An area in the northeast of Colombia, which sits on the border with Venezuela and includes the cities of Arauca and Buenaventura, continues to be very dangerous, as dissidents of the demobilized Revolutionary Armed Forces of Colombia (FARC, in Spanish) and other criminal organizations — the leftist-guerrilla National Liberation Army (ELN, in Spanish) — fight for control of that region.
A major counteroffensive, carried out by the Colombian government, took place February 25, when a bombardment carried out by the Colombian Military Forces neutralized 23 FARC dissidents.
According to Colombian Defense Minister Diego Molano, military planes and helicopters took part in the bombardment in the municipality of Puerto Rondón, in the Arauca province. Molano confirmed that the FARC-dissident commander in Arauca, Jorge Eliecer Jiménez, alias Arturo, was among those neutralized. “Colombia and Arauca have been liberated from a criminal, from a FARC-dissident leader, to bring more security, more peace, and to better protect the people of Arauca,” Molano said in a news conference at the site of the operation. The Colombian government accuses the dissidents —who rejected a 2016 peace deal — of murdering community leaders and civilians and say they have become a security threat.

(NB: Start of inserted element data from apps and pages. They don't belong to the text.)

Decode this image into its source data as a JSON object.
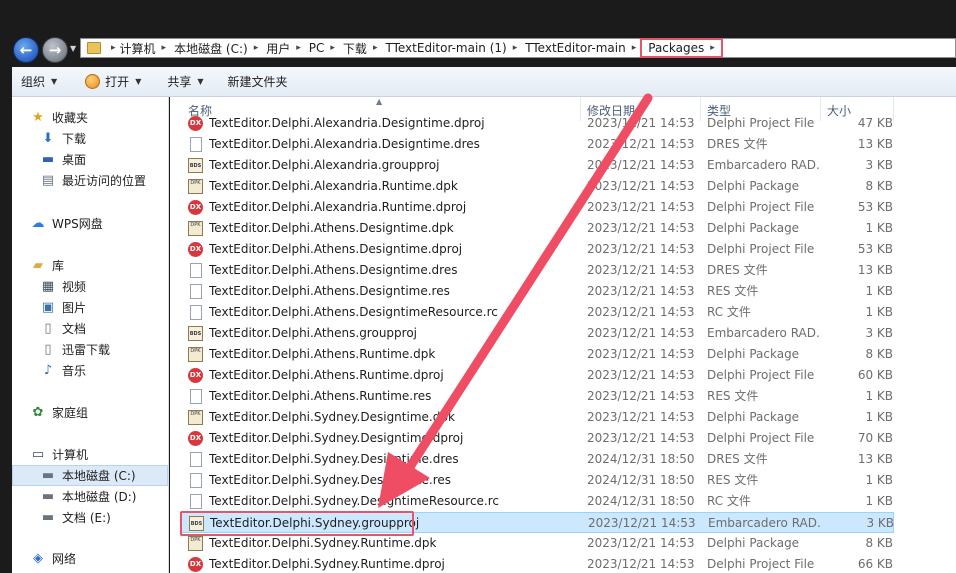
{
  "addressbar": {
    "crumbs": [
      "计算机",
      "本地磁盘 (C:)",
      "用户",
      "PC",
      "下载",
      "TTextEditor-main (1)",
      "TTextEditor-main",
      "Packages"
    ]
  },
  "toolbar": {
    "organize": "组织",
    "open": "打开",
    "share": "共享",
    "new_folder": "新建文件夹"
  },
  "navpane": {
    "favorites": "收藏夹",
    "downloads": "下载",
    "desktop": "桌面",
    "recent": "最近访问的位置",
    "wps": "WPS网盘",
    "libraries": "库",
    "videos": "视频",
    "pictures": "图片",
    "documents": "文档",
    "xunlei": "迅雷下载",
    "music": "音乐",
    "homegroup": "家庭组",
    "computer": "计算机",
    "drive_c": "本地磁盘 (C:)",
    "drive_d": "本地磁盘 (D:)",
    "drive_e": "文档 (E:)",
    "network": "网络"
  },
  "columns": {
    "name": "名称",
    "date": "修改日期",
    "type": "类型",
    "size": "大小"
  },
  "files": [
    {
      "name": "TextEditor.Delphi.Alexandria.Designtime.dproj",
      "date": "2023/12/21 14:53",
      "type": "Delphi Project File",
      "size": "47 KB",
      "icon": "dx"
    },
    {
      "name": "TextEditor.Delphi.Alexandria.Designtime.dres",
      "date": "2023/12/21 14:53",
      "type": "DRES 文件",
      "size": "13 KB",
      "icon": "page"
    },
    {
      "name": "TextEditor.Delphi.Alexandria.groupproj",
      "date": "2023/12/21 14:53",
      "type": "Embarcadero RAD...",
      "size": "3 KB",
      "icon": "bds"
    },
    {
      "name": "TextEditor.Delphi.Alexandria.Runtime.dpk",
      "date": "2023/12/21 14:53",
      "type": "Delphi Package",
      "size": "8 KB",
      "icon": "pkg"
    },
    {
      "name": "TextEditor.Delphi.Alexandria.Runtime.dproj",
      "date": "2023/12/21 14:53",
      "type": "Delphi Project File",
      "size": "53 KB",
      "icon": "dx"
    },
    {
      "name": "TextEditor.Delphi.Athens.Designtime.dpk",
      "date": "2023/12/21 14:53",
      "type": "Delphi Package",
      "size": "1 KB",
      "icon": "pkg"
    },
    {
      "name": "TextEditor.Delphi.Athens.Designtime.dproj",
      "date": "2023/12/21 14:53",
      "type": "Delphi Project File",
      "size": "53 KB",
      "icon": "dx"
    },
    {
      "name": "TextEditor.Delphi.Athens.Designtime.dres",
      "date": "2023/12/21 14:53",
      "type": "DRES 文件",
      "size": "13 KB",
      "icon": "page"
    },
    {
      "name": "TextEditor.Delphi.Athens.Designtime.res",
      "date": "2023/12/21 14:53",
      "type": "RES 文件",
      "size": "1 KB",
      "icon": "page"
    },
    {
      "name": "TextEditor.Delphi.Athens.DesigntimeResource.rc",
      "date": "2023/12/21 14:53",
      "type": "RC 文件",
      "size": "1 KB",
      "icon": "page"
    },
    {
      "name": "TextEditor.Delphi.Athens.groupproj",
      "date": "2023/12/21 14:53",
      "type": "Embarcadero RAD...",
      "size": "3 KB",
      "icon": "bds"
    },
    {
      "name": "TextEditor.Delphi.Athens.Runtime.dpk",
      "date": "2023/12/21 14:53",
      "type": "Delphi Package",
      "size": "8 KB",
      "icon": "pkg"
    },
    {
      "name": "TextEditor.Delphi.Athens.Runtime.dproj",
      "date": "2023/12/21 14:53",
      "type": "Delphi Project File",
      "size": "60 KB",
      "icon": "dx"
    },
    {
      "name": "TextEditor.Delphi.Athens.Runtime.res",
      "date": "2023/12/21 14:53",
      "type": "RES 文件",
      "size": "1 KB",
      "icon": "page"
    },
    {
      "name": "TextEditor.Delphi.Sydney.Designtime.dpk",
      "date": "2023/12/21 14:53",
      "type": "Delphi Package",
      "size": "1 KB",
      "icon": "pkg"
    },
    {
      "name": "TextEditor.Delphi.Sydney.Designtime.dproj",
      "date": "2023/12/21 14:53",
      "type": "Delphi Project File",
      "size": "70 KB",
      "icon": "dx"
    },
    {
      "name": "TextEditor.Delphi.Sydney.Designtime.dres",
      "date": "2024/12/31 18:50",
      "type": "DRES 文件",
      "size": "13 KB",
      "icon": "page"
    },
    {
      "name": "TextEditor.Delphi.Sydney.Designtime.res",
      "date": "2024/12/31 18:50",
      "type": "RES 文件",
      "size": "1 KB",
      "icon": "page"
    },
    {
      "name": "TextEditor.Delphi.Sydney.DesigntimeResource.rc",
      "date": "2024/12/31 18:50",
      "type": "RC 文件",
      "size": "1 KB",
      "icon": "page"
    },
    {
      "name": "TextEditor.Delphi.Sydney.groupproj",
      "date": "2023/12/21 14:53",
      "type": "Embarcadero RAD...",
      "size": "3 KB",
      "icon": "bds",
      "selected": true
    },
    {
      "name": "TextEditor.Delphi.Sydney.Runtime.dpk",
      "date": "2023/12/21 14:53",
      "type": "Delphi Package",
      "size": "8 KB",
      "icon": "pkg"
    },
    {
      "name": "TextEditor.Delphi.Sydney.Runtime.dproj",
      "date": "2023/12/21 14:53",
      "type": "Delphi Project File",
      "size": "66 KB",
      "icon": "dx"
    }
  ],
  "colors": {
    "annotation": "#e5566b",
    "selection": "#cce8ff"
  }
}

The government in Bogotá accuses Venezuela’s Nicolás Maduro of harboring FARC dissidents and members of the ELN who cross the border to launch attacks in Colombia, something Maduro has repeatedly denied, Reuters said. Leaders and residents in this border community say they are living in terror unlike any they have experienced before. More than 60 people have died in the Arauca region so far this year, according to human rights groups.
Among them is Arauca community leader Álvaro Peña Barragán, who was gunned down in his brother’s home in the last week of January. He was the 12th social leader killed in Colombia this year. The next day, while his widow was grieving at her in-law’s house, gunmen shot and killed her too, reported The Washington Post.

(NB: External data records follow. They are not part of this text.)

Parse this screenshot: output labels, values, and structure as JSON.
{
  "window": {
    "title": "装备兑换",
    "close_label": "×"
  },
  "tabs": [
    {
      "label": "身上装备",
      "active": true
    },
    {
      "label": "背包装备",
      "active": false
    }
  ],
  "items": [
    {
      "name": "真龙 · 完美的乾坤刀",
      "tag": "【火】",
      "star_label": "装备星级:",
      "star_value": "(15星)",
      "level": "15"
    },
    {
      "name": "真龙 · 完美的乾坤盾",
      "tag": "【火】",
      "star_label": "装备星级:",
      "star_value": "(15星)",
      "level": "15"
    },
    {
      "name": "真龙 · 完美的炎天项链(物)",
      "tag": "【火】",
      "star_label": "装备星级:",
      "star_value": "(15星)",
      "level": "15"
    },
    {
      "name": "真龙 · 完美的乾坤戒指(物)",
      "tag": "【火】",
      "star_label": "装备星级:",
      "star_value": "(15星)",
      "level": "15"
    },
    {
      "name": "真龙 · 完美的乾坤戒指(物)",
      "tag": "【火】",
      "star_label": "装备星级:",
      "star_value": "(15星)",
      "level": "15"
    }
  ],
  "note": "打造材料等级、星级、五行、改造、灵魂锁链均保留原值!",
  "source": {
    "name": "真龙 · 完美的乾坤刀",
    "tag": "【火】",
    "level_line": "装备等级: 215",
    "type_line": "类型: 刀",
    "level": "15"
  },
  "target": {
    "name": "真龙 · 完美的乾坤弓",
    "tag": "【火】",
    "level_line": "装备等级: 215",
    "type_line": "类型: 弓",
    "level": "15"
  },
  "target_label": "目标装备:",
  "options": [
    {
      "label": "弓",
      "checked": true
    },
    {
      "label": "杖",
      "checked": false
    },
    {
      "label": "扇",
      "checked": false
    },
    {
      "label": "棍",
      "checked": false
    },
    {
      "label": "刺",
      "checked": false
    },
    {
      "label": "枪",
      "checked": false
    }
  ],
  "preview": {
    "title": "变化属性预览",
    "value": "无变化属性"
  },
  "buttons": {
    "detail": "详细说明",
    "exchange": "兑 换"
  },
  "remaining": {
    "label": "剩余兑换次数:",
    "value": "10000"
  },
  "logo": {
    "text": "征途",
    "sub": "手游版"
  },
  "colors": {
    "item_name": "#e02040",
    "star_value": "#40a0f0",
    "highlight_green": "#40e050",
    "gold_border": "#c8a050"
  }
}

According to The Washington Post, what makes this moment particularly alarming — civil society leaders say — is the targeting of social leaders and human rights defenders. Both FARC dissidents and the ELN threaten and kill local leaders they accuse, often without evidence, of having links to the opposing side.

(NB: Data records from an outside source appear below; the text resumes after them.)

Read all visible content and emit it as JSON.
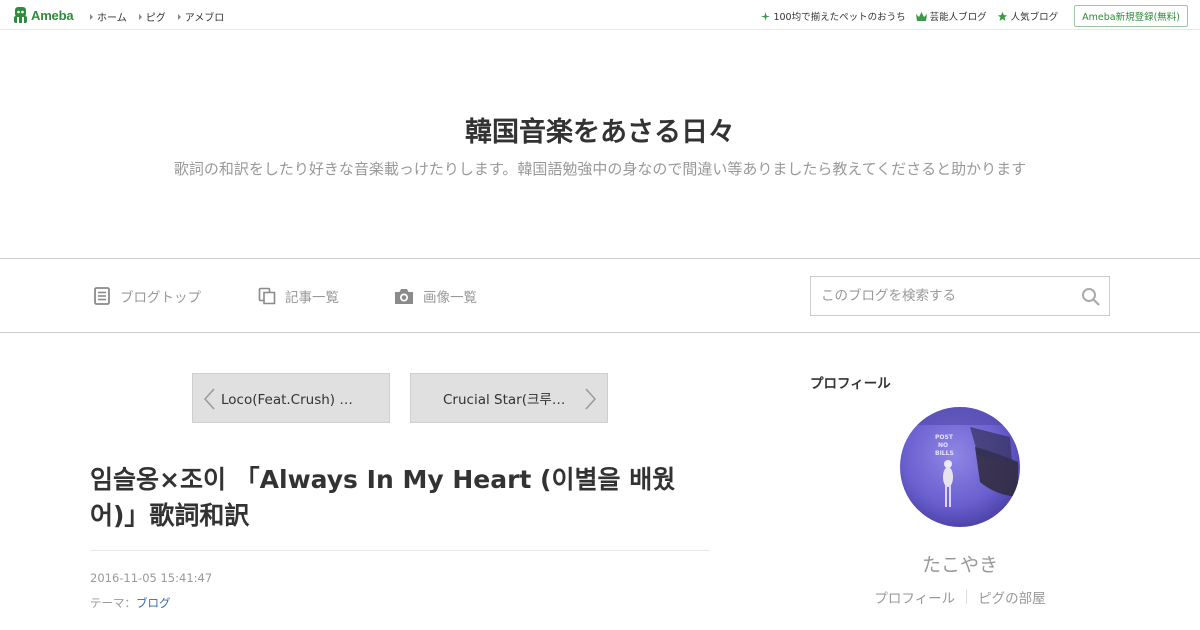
{
  "topbar": {
    "logo_text": "Ameba",
    "nav": [
      "ホーム",
      "ピグ",
      "アメブロ"
    ],
    "right_links": [
      {
        "label": "100均で揃えたペットのおうち",
        "icon": "sparkle-icon"
      },
      {
        "label": "芸能人ブログ",
        "icon": "crown-icon"
      },
      {
        "label": "人気ブログ",
        "icon": "star-icon"
      }
    ],
    "register_label": "Ameba新規登録(無料)"
  },
  "header": {
    "title": "韓国音楽をあさる日々",
    "description": "歌詞の和訳をしたり好きな音楽載っけたりします。韓国語勉強中の身なので間違い等ありましたら教えてくださると助かります"
  },
  "blog_nav": {
    "items": [
      {
        "label": "ブログトップ",
        "icon": "document-icon"
      },
      {
        "label": "記事一覧",
        "icon": "copy-icon"
      },
      {
        "label": "画像一覧",
        "icon": "camera-icon"
      }
    ],
    "search_placeholder": "このブログを検索する"
  },
  "pager": {
    "prev": "Loco(Feat.Crush) 「…",
    "next": "Crucial Star(크루셜…"
  },
  "article": {
    "title": "임슬옹×조이 「Always In My Heart (이별을 배웠어)」歌詞和訳",
    "date": "2016-11-05 15:41:47",
    "theme_label": "テーマ：",
    "theme_value": "ブログ"
  },
  "sidebar": {
    "heading": "プロフィール",
    "avatar_text": "POST NO BILLS",
    "nickname": "たこやき",
    "links": [
      "プロフィール",
      "ピグの部屋"
    ]
  },
  "colors": {
    "ameba_green": "#2d8c3c",
    "link_blue": "#3569a9",
    "muted_gray": "#999999"
  }
}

The International Committee of the Red Cross (ICRC) is concerned about the deterioration of the humanitarian situation in Arauca — i.e., how difficult it has become for the civilian population to meet their essential needs — and how it’s affecting the infrastructure civilians rely on, such as housing and health care facilities in both urban and rural areas, according to a February 4 report of the United Nations Office for the Coordination of Humanitarian Affairs (OCHA).
Arauca is a department of eastern Colombia, with a population of about 260,000 people, located in the extreme north of the Orinoco Basin, bordering Venezuela, and plays an important role in Colombia’s oil and cattle ranching industries.